**Exercise prompt:** Note each line of the entries that includes "icon". Then copy those lines.

START Data shown

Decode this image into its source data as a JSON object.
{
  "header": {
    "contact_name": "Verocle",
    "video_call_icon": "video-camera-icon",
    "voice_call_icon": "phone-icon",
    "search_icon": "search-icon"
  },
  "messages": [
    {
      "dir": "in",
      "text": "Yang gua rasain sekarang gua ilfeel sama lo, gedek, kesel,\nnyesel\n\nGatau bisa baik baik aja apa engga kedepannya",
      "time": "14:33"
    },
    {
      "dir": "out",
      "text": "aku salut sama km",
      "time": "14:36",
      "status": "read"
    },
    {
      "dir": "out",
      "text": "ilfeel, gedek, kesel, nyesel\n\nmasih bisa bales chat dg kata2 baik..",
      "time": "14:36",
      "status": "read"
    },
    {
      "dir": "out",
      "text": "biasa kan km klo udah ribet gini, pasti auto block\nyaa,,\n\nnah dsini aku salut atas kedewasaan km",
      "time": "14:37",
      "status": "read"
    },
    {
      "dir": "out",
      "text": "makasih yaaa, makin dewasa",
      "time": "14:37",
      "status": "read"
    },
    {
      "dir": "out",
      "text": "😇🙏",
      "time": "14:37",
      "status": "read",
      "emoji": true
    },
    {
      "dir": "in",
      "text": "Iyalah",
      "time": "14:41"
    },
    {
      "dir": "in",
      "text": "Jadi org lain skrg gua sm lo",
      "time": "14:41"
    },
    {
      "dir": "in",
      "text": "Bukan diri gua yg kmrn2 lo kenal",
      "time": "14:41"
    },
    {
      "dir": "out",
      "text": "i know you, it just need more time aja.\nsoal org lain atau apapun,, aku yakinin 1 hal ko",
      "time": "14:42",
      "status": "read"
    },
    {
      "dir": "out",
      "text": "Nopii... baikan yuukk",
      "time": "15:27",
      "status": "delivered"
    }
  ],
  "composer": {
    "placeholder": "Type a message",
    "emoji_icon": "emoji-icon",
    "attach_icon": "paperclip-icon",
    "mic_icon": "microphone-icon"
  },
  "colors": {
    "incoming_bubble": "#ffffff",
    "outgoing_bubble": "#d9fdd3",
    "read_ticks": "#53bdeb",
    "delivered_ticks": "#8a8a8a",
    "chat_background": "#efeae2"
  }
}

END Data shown

**Your response:**
    "video_call_icon": "video-camera-icon",
    "voice_call_icon": "phone-icon",
    "search_icon": "search-icon"
    "emoji_icon": "emoji-icon",
    "attach_icon": "paperclip-icon",
    "mic_icon": "microphone-icon"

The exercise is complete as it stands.